The Co-operative Group is reportedly under pressure to overhaul its board if it is to succeed in its bid for the 630 Lloyds Banking Group branches up for sale.
The mutual was chosen as the preferred bidder in December and terms were expected to be agreed by the end of the month.
But sources close to the deal told the Financial Times the mutual would need to conduct an overhaul of its board in order to convince the FSA it is capable of running a large banking business and that terms would therefore not be agreed until at least the middle of the year.
The report states the regulator is looking for the Co-op to appoint more banking experts to its board, especially a risk expert. The board is led by Len Wardle, a university fellow, and Paul Flowers, who is a Methodist minister.
The move would triple the size of Co-op’s banking arm, giving it almost 1,000 branches.
Earlier this week, Money Marketing revealed Co-op is carrying out a redress programme to compensate clients of its former IFA arm for unsuitable advice which could run into millions of pounds.

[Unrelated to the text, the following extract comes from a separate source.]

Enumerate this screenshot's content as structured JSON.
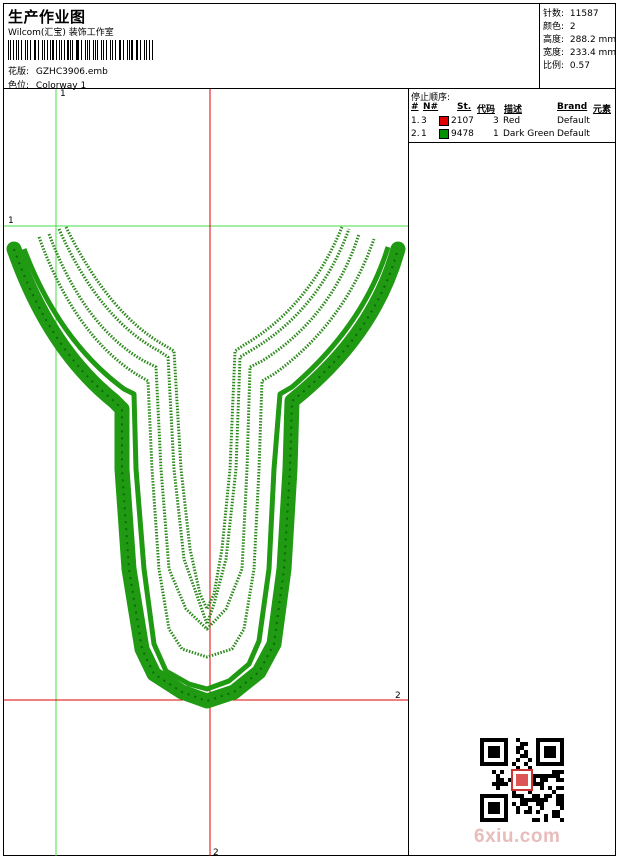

A Co-op spokesman says: “As part of our thorough due diligence process we are working together with Lloyds Banking Group and the FSA on a range of issues, as you would expect in a deal of this significance. We are making good progress.”